WORK INSTRUCTION: Write out the records that appear below, verbatim and complete, but without pictures.

++++++

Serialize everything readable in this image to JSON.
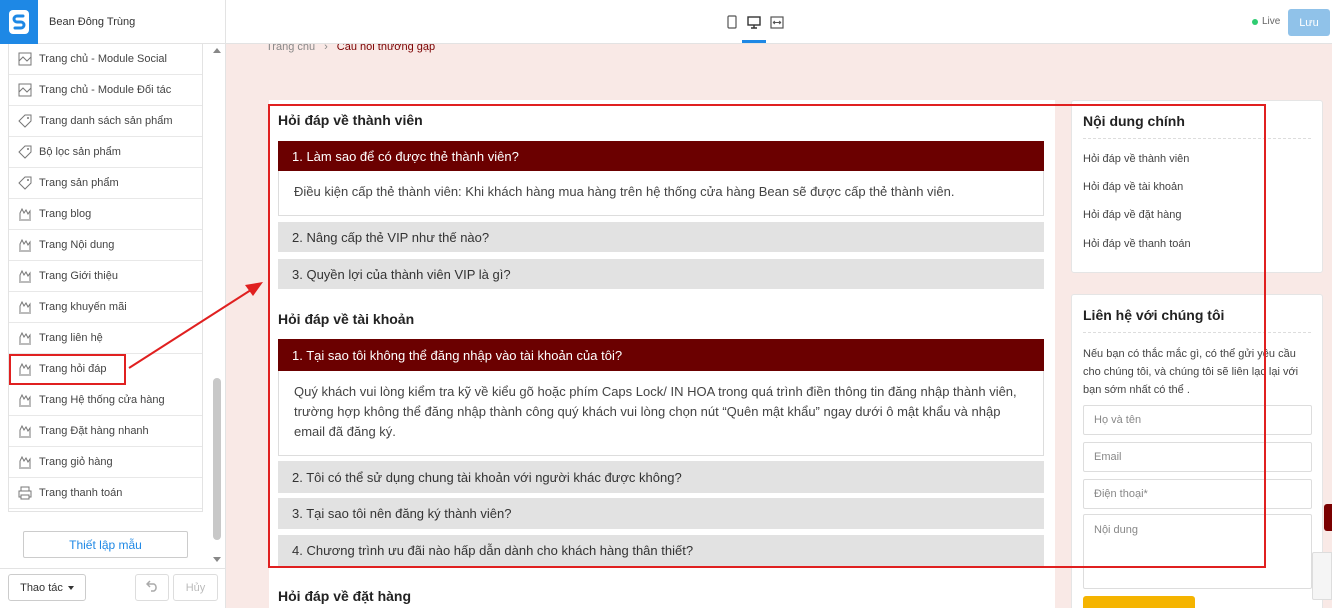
{
  "app": {
    "store_name": "Bean Đông Trùng"
  },
  "sidebar": {
    "items": [
      {
        "label": "Trang chủ - Module Social",
        "icon": "layout-icon"
      },
      {
        "label": "Trang chủ - Module Đối tác",
        "icon": "layout-icon"
      },
      {
        "label": "Trang danh sách sản phẩm",
        "icon": "tag-icon"
      },
      {
        "label": "Bộ lọc sản phẩm",
        "icon": "tag-icon"
      },
      {
        "label": "Trang sản phẩm",
        "icon": "tag-icon"
      },
      {
        "label": "Trang blog",
        "icon": "page-icon"
      },
      {
        "label": "Trang Nội dung",
        "icon": "page-icon"
      },
      {
        "label": "Trang Giới thiệu",
        "icon": "page-icon"
      },
      {
        "label": "Trang khuyến mãi",
        "icon": "page-icon"
      },
      {
        "label": "Trang liên hệ",
        "icon": "page-icon"
      },
      {
        "label": "Trang hỏi đáp",
        "icon": "page-icon",
        "highlighted": true
      },
      {
        "label": "Trang Hệ thống cửa hàng",
        "icon": "page-icon"
      },
      {
        "label": "Trang Đặt hàng nhanh",
        "icon": "page-icon"
      },
      {
        "label": "Trang giỏ hàng",
        "icon": "page-icon"
      },
      {
        "label": "Trang thanh toán",
        "icon": "printer-icon"
      }
    ],
    "setup_button": "Thiết lập mẫu",
    "actions_button": "Thao tác",
    "cancel_button": "Hủy"
  },
  "topbar": {
    "devices": [
      "mobile-icon",
      "desktop-icon",
      "fullwidth-icon"
    ],
    "active_device": "desktop-icon",
    "live_label": "Live",
    "save_button": "Lưu"
  },
  "preview": {
    "breadcrumb": {
      "home": "Trang chủ",
      "current": "Câu hỏi thường gặp"
    },
    "sections": [
      {
        "title": "Hỏi đáp về thành viên",
        "questions": [
          {
            "q": "1. Làm sao để có được thẻ thành viên?",
            "open": true,
            "a": "Điều kiện cấp thẻ thành viên: Khi khách hàng mua hàng trên hệ thống cửa hàng Bean sẽ được cấp thẻ thành viên."
          },
          {
            "q": "2. Nâng cấp thẻ VIP như thế nào?",
            "open": false
          },
          {
            "q": "3. Quyền lợi của thành viên VIP là gì?",
            "open": false
          }
        ]
      },
      {
        "title": "Hỏi đáp về tài khoản",
        "questions": [
          {
            "q": "1. Tại sao tôi không thể đăng nhập vào tài khoản của tôi?",
            "open": true,
            "a": "Quý khách vui lòng kiểm tra kỹ về kiểu gõ hoặc phím Caps Lock/ IN HOA trong quá trình điền thông tin đăng nhập thành viên, trường hợp không thể đăng nhập thành công quý khách vui lòng chọn nút “Quên mật khẩu” ngay dưới ô mật khẩu và nhập email đã đăng ký."
          },
          {
            "q": "2. Tôi có thể sử dụng chung tài khoản với người khác được không?",
            "open": false
          },
          {
            "q": "3. Tại sao tôi nên đăng ký thành viên?",
            "open": false
          },
          {
            "q": "4. Chương trình ưu đãi nào hấp dẫn dành cho khách hàng thân thiết?",
            "open": false
          }
        ]
      },
      {
        "title": "Hỏi đáp về đặt hàng",
        "questions": []
      }
    ],
    "toc": {
      "title": "Nội dung chính",
      "links": [
        "Hỏi đáp về thành viên",
        "Hỏi đáp về tài khoản",
        "Hỏi đáp về đặt hàng",
        "Hỏi đáp về thanh toán"
      ]
    },
    "contact": {
      "title": "Liên hệ với chúng tôi",
      "desc": "Nếu bạn có thắc mắc gì, có thể gửi yêu cầu cho chúng tôi, và chúng tôi sẽ liên lạc lại với bạn sớm nhất có thể .",
      "name_placeholder": "Họ và tên",
      "email_placeholder": "Email",
      "phone_placeholder": "Điện thoại*",
      "content_placeholder": "Nội dung"
    }
  },
  "colors": {
    "accent": "#1e88e5",
    "faq_open": "#6b0000",
    "annotation": "#e02020",
    "submit": "#f5b400"
  }
}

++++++

SOLUTION FOR THIS TASK:
Serialize everything readable in this image to JSON.
{
  "app": {
    "store_name": "Bean Đông Trùng"
  },
  "sidebar": {
    "items": [
      {
        "label": "Trang chủ - Module Social",
        "icon": "layout-icon"
      },
      {
        "label": "Trang chủ - Module Đối tác",
        "icon": "layout-icon"
      },
      {
        "label": "Trang danh sách sản phẩm",
        "icon": "tag-icon"
      },
      {
        "label": "Bộ lọc sản phẩm",
        "icon": "tag-icon"
      },
      {
        "label": "Trang sản phẩm",
        "icon": "tag-icon"
      },
      {
        "label": "Trang blog",
        "icon": "page-icon"
      },
      {
        "label": "Trang Nội dung",
        "icon": "page-icon"
      },
      {
        "label": "Trang Giới thiệu",
        "icon": "page-icon"
      },
      {
        "label": "Trang khuyến mãi",
        "icon": "page-icon"
      },
      {
        "label": "Trang liên hệ",
        "icon": "page-icon"
      },
      {
        "label": "Trang hỏi đáp",
        "icon": "page-icon",
        "highlighted": true
      },
      {
        "label": "Trang Hệ thống cửa hàng",
        "icon": "page-icon"
      },
      {
        "label": "Trang Đặt hàng nhanh",
        "icon": "page-icon"
      },
      {
        "label": "Trang giỏ hàng",
        "icon": "page-icon"
      },
      {
        "label": "Trang thanh toán",
        "icon": "printer-icon"
      }
    ],
    "setup_button": "Thiết lập mẫu",
    "actions_button": "Thao tác",
    "cancel_button": "Hủy"
  },
  "topbar": {
    "devices": [
      "mobile-icon",
      "desktop-icon",
      "fullwidth-icon"
    ],
    "active_device": "desktop-icon",
    "live_label": "Live",
    "save_button": "Lưu"
  },
  "preview": {
    "breadcrumb": {
      "home": "Trang chủ",
      "current": "Câu hỏi thường gặp"
    },
    "sections": [
      {
        "title": "Hỏi đáp về thành viên",
        "questions": [
          {
            "q": "1. Làm sao để có được thẻ thành viên?",
            "open": true,
            "a": "Điều kiện cấp thẻ thành viên: Khi khách hàng mua hàng trên hệ thống cửa hàng Bean sẽ được cấp thẻ thành viên."
          },
          {
            "q": "2. Nâng cấp thẻ VIP như thế nào?",
            "open": false
          },
          {
            "q": "3. Quyền lợi của thành viên VIP là gì?",
            "open": false
          }
        ]
      },
      {
        "title": "Hỏi đáp về tài khoản",
        "questions": [
          {
            "q": "1. Tại sao tôi không thể đăng nhập vào tài khoản của tôi?",
            "open": true,
            "a": "Quý khách vui lòng kiểm tra kỹ về kiểu gõ hoặc phím Caps Lock/ IN HOA trong quá trình điền thông tin đăng nhập thành viên, trường hợp không thể đăng nhập thành công quý khách vui lòng chọn nút “Quên mật khẩu” ngay dưới ô mật khẩu và nhập email đã đăng ký."
          },
          {
            "q": "2. Tôi có thể sử dụng chung tài khoản với người khác được không?",
            "open": false
          },
          {
            "q": "3. Tại sao tôi nên đăng ký thành viên?",
            "open": false
          },
          {
            "q": "4. Chương trình ưu đãi nào hấp dẫn dành cho khách hàng thân thiết?",
            "open": false
          }
        ]
      },
      {
        "title": "Hỏi đáp về đặt hàng",
        "questions": []
      }
    ],
    "toc": {
      "title": "Nội dung chính",
      "links": [
        "Hỏi đáp về thành viên",
        "Hỏi đáp về tài khoản",
        "Hỏi đáp về đặt hàng",
        "Hỏi đáp về thanh toán"
      ]
    },
    "contact": {
      "title": "Liên hệ với chúng tôi",
      "desc": "Nếu bạn có thắc mắc gì, có thể gửi yêu cầu cho chúng tôi, và chúng tôi sẽ liên lạc lại với bạn sớm nhất có thể .",
      "name_placeholder": "Họ và tên",
      "email_placeholder": "Email",
      "phone_placeholder": "Điện thoại*",
      "content_placeholder": "Nội dung"
    }
  },
  "colors": {
    "accent": "#1e88e5",
    "faq_open": "#6b0000",
    "annotation": "#e02020",
    "submit": "#f5b400"
  }
}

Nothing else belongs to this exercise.